I started an update a couple of weeks back that never made it out of the nest. An unfledged fledgling… At issue? Heat and humidity stabilization in the icehouse to properly acclimatize lumber pre-installation.
Given a few savvy questions about how we planned to install finish woodwork (flooring, paneling, etc.) in the icehouse — which until recently still had no heat and still had leaky apertures where windows and doors won’t be installed until May — I had initiated a quick explanation for how we planned to temporarily stabilize the temperature and humidity to ensure predictable, effective lumber acclimatization. Initiated but then neglected. The questions have continued, mostly from carpenters a others savvy to the expansion and contraction of wood. So I’m returning to the topic, better late than never?!?! The silver lining? Our plan for stabilizing the heat and humidity was implemented a couple of weeks ago. And it’s working well.

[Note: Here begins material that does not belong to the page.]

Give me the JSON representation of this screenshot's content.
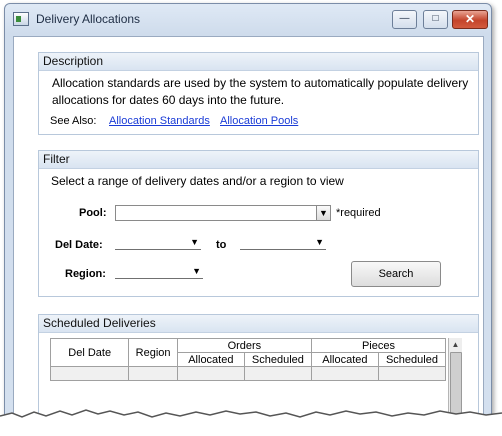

After my last visit Eric and Peter coordinated, source, installed efficient LP monitor heater that is thermostatically controlled and piped temporarily to an external propane tank. This setup, in conjunction with well insulated apertures, has effectively enabled us to stabilize the interior of workspace for the coming months, creating a heat and humidity controlled “envelope” where temperature and moisture are stable so that finish lumber can be properly acclimatized.
Another positive twist of fate: Eric was able to source an oversized monitor heater (more than satisfying our BTU needs for the small space) that had been previously but lightly used at a discounted price. Win, win. Hurrah, Eric!
The photo at the top of this post is the monitor heater, and the next two photographs show examples of interior vapor/air barriers (plus rock wool insulation) that were added to the apertures. Window and door framing was undertaken prior to installation of the ZIP System paneling, so there was already a decent barrier in place for these apertures. But we needed to further improve thermal and moisture barriers, especially on the north and west elevations where ample fenestration made it more challenging to control the interior work environment 24×7.
With the monitor installed and working well and the interior/exterior barrier effectively controlled, there remained one additional temporary-but-important complement: a secure, functional access for day-to-day work. Ad-hoc closure systems had been adequate early on, but it was time to install a convenient but lockable, well insulated, pre-hung exterior door.
Kudos to Peter and Eric buttoning up the space to ensure forward progress over the last couple of weeks. I’m looking forward to witnessing firsthand tomorrow afternoon the hardwood flooring (beech) in the loft, for example, an accomplishment that was possible only once the heat and humidity stabilization was complete and the materials had acclimated on site for a couple of weeks.
What do you think?